Your CV layout needs to do two things:

1. Present a professional image

2. Allow the recruiter to read the information quickly and easily

“Research shows that recruiters spend an average of just 8.8 seconds reviewing each CV. Make sure yours is concise and easy to read with a clean layout, simple format and uncluttered pages.” – Prospects

So let’s break this down…


A CV should typically be 1-2 pages long, depending on the individual’s experience and qualifications.


Stick to Times New Roman and Arial. Yes, unusual and quirky typefaces might add visual interest to your graduate CV, but they will also detract from its readability – not just with the recruiter but also with any automated scanning software. Choose the wrong typeface and your CV may end up in the bin before even being seen by human eyes!


Stick to a font size of 11 or 12. Don’t be tempted to use 10 point or smaller just to save space – this will only make your CV harder to read. Use bold to highlight headings, sections and key information (such as your degree title). Italics should only be used when quoting publications.


Keep colour to a minimum and stick to simple black ink. If you do decide to opt for colour, use one colour only as a highlighting tool for titles and sections, but nothing else.


Getting your CV layout right can be tricky. It’s a bit like a jigsaw puzzle – you’ve got all the pieces and somehow you need to make the information fit together! Always start with your name and contact details, followed by your professional profile. But what next? The answer is simple, lead with your strongest selling point. For example, if you’re lacking work experience but your grades are excellent, open with that. If your grades aren’t great but you’ve impressive intern experience, then work history is your sell. List the remaining sections in order of impressiveness, then add your interests at the very end.


So you’ve bossed your graduate CV and the recruiter has decided you are 100% their type on paper. But are you their type off it?

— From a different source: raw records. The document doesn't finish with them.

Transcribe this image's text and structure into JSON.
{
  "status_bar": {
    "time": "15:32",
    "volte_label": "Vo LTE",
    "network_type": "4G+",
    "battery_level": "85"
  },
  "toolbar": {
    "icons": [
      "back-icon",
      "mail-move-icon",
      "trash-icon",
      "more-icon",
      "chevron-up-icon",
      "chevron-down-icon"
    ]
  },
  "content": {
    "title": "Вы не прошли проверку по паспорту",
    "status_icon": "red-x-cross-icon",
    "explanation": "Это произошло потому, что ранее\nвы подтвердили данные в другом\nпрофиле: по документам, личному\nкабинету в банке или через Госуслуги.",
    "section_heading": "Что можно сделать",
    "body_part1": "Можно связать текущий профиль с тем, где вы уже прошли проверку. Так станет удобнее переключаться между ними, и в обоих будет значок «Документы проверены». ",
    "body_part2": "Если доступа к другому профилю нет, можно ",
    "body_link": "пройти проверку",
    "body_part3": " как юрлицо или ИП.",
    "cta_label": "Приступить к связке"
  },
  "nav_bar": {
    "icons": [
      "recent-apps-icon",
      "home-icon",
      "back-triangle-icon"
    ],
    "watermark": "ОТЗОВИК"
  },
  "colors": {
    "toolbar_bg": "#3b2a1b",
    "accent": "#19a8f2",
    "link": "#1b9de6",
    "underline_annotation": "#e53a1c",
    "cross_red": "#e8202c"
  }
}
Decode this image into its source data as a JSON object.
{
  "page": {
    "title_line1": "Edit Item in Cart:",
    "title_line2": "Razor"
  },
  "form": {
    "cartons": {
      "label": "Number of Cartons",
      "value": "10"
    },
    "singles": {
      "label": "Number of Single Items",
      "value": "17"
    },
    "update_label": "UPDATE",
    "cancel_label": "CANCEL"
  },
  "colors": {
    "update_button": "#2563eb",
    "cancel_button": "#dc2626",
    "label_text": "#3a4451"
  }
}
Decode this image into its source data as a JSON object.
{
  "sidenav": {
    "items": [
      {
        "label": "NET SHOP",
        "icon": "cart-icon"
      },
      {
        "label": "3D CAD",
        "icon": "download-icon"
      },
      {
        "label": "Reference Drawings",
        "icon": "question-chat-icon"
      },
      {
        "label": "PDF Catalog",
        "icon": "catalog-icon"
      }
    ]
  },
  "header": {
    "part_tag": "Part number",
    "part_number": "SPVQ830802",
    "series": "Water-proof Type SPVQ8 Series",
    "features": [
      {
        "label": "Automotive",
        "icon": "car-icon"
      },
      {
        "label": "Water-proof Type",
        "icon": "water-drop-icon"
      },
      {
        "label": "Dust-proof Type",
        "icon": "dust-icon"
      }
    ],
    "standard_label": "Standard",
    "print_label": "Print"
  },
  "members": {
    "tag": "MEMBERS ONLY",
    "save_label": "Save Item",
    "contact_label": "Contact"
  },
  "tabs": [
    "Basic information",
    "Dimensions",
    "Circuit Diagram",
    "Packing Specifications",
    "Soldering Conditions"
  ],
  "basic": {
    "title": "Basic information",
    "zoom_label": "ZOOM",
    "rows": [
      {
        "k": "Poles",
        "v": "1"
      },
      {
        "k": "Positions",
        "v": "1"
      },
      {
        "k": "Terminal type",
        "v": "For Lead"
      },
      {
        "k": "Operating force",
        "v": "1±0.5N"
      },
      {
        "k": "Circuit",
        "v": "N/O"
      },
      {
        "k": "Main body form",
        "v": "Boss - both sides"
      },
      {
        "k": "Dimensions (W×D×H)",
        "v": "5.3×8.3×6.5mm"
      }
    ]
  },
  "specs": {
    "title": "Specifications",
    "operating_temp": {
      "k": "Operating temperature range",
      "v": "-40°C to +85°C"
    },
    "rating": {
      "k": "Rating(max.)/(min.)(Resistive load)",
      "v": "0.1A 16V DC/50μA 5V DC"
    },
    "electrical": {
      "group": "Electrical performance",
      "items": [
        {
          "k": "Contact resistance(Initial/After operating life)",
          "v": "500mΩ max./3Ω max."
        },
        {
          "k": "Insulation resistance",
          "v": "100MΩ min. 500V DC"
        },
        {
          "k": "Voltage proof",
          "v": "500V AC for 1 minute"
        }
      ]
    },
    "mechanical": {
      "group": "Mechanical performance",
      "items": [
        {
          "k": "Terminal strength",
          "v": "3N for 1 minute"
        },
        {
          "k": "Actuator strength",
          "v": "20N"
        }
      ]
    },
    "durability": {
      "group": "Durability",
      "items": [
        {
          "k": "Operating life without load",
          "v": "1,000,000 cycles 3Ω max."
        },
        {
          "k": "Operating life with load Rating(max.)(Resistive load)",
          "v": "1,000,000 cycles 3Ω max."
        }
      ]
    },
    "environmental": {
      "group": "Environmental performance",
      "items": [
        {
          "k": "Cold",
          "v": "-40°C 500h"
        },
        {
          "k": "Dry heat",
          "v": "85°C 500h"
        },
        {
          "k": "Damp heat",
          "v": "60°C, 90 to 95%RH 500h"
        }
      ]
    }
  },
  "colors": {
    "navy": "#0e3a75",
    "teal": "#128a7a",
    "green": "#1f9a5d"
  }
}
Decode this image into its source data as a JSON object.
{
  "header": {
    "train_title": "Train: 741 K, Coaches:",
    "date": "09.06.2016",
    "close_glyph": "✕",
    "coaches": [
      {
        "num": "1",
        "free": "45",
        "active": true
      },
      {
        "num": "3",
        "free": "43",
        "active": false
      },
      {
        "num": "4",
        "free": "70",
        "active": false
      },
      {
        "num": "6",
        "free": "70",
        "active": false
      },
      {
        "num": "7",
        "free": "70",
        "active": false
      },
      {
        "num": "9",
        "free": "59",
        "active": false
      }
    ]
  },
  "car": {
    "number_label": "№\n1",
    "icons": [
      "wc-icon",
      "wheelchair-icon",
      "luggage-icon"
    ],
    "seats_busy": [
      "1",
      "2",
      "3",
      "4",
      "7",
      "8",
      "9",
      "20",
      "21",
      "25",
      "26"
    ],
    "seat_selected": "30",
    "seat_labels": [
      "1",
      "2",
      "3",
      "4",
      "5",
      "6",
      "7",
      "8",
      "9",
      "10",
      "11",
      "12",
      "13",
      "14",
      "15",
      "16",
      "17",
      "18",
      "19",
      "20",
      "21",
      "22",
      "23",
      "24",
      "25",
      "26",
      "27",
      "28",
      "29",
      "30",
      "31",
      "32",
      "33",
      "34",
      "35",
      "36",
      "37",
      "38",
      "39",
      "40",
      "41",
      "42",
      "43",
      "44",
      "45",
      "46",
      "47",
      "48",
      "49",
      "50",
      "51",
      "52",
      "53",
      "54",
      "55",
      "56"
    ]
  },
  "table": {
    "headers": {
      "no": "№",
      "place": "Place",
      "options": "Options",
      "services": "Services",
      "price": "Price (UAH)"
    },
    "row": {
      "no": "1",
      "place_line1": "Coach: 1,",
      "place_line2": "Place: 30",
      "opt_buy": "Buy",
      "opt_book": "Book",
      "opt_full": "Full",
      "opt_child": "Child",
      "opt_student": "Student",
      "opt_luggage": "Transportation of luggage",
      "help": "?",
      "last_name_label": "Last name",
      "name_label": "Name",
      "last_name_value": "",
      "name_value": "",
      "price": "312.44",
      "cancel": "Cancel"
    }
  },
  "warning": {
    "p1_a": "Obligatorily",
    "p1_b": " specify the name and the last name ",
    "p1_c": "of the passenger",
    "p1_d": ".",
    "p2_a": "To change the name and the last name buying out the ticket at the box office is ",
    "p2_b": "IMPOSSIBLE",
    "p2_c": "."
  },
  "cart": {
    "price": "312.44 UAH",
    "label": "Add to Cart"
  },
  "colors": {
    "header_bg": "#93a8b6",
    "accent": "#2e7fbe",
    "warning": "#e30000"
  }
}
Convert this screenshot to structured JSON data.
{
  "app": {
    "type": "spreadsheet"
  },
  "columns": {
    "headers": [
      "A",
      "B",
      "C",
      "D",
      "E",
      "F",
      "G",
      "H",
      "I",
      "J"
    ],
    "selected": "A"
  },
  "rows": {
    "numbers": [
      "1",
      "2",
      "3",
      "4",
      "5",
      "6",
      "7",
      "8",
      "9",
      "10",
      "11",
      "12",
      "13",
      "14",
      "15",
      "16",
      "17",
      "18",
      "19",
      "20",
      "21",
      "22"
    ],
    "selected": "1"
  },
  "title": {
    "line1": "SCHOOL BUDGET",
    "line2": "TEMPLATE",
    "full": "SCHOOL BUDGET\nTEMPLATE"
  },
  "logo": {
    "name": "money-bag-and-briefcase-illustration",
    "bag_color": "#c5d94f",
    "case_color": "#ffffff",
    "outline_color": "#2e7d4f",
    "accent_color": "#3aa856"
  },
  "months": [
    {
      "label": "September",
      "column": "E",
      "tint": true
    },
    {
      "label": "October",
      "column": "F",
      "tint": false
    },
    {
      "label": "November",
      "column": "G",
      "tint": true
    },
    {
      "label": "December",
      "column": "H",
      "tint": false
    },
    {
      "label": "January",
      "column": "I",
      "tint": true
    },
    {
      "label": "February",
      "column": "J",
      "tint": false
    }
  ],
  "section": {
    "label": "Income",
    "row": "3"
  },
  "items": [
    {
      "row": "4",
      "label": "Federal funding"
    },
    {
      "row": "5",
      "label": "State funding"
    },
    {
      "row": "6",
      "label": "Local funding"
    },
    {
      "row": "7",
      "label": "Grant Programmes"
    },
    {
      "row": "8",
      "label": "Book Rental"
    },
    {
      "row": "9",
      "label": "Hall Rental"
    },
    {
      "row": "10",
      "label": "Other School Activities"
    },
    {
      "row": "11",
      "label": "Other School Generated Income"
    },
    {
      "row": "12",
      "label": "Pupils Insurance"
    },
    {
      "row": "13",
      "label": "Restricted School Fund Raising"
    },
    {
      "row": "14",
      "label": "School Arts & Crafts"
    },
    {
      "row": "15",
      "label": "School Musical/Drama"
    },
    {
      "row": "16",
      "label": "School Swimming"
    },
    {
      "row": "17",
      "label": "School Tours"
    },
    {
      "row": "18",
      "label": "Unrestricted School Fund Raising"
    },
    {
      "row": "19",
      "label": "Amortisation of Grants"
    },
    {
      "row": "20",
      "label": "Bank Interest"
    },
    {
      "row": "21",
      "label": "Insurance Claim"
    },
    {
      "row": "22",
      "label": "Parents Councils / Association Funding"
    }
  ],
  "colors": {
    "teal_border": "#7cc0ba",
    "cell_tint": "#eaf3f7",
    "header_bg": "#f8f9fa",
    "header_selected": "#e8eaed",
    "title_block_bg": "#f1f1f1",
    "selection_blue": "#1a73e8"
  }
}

90% of recruiters now google a candidate before inviting them to an interview AND 75% of HR departments are now required to search candidates online!

In a world of social media, it’s no longer just down to your CV and cover letter to showcase who you are, but the information that can be found about you online.

Google yourself. Those search results are Brand You – the picture from which hiring managers will form their opinion of you.

Don’t neglect your online image – it could easily become your biggest liability, EVEN with the world’s best graduate CV.

We think you’re ready to boss your graduate CV. Your career starts here!